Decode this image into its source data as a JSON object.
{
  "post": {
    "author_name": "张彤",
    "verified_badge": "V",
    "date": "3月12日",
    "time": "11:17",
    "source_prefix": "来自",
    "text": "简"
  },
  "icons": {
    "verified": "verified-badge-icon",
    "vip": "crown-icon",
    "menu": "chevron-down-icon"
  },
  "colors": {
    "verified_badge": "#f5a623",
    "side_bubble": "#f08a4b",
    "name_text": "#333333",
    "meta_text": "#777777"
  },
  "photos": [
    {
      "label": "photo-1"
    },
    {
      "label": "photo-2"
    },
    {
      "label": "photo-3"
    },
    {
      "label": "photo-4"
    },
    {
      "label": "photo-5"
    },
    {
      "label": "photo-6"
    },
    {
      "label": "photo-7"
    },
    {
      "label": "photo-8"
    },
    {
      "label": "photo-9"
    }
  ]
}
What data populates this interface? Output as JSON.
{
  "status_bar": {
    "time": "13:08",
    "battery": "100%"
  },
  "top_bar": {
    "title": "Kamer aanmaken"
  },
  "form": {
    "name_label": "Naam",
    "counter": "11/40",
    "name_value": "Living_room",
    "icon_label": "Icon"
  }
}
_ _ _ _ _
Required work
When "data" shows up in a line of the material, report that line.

Final answer
Decode this image into its source data as a JSON object.
What data populates this interface? Output as JSON.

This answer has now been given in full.